→ Exercise prompt
Copy each line below that has "content".
++++++++++
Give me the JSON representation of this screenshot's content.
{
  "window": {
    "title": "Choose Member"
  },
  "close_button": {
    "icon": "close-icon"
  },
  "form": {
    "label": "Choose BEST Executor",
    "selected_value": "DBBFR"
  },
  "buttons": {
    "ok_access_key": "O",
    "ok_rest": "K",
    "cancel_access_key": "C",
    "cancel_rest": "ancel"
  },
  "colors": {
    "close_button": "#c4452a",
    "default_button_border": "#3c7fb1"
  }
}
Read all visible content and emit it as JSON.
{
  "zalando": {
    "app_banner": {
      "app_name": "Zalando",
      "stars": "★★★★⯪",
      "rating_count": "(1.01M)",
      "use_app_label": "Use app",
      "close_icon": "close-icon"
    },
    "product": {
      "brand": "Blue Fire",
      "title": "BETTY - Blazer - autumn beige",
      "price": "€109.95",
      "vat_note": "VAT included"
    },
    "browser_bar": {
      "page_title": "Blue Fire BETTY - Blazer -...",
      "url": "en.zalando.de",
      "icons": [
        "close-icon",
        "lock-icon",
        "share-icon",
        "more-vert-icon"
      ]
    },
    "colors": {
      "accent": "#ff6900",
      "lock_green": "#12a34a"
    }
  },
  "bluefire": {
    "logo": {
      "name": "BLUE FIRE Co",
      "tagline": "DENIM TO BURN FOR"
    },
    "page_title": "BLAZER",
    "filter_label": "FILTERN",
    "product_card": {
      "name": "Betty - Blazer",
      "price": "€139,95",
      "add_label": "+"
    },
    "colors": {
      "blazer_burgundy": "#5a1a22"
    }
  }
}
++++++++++
→ Result
Give me the JSON representation of this screenshot's content.
Read all visible content and emit it as JSON.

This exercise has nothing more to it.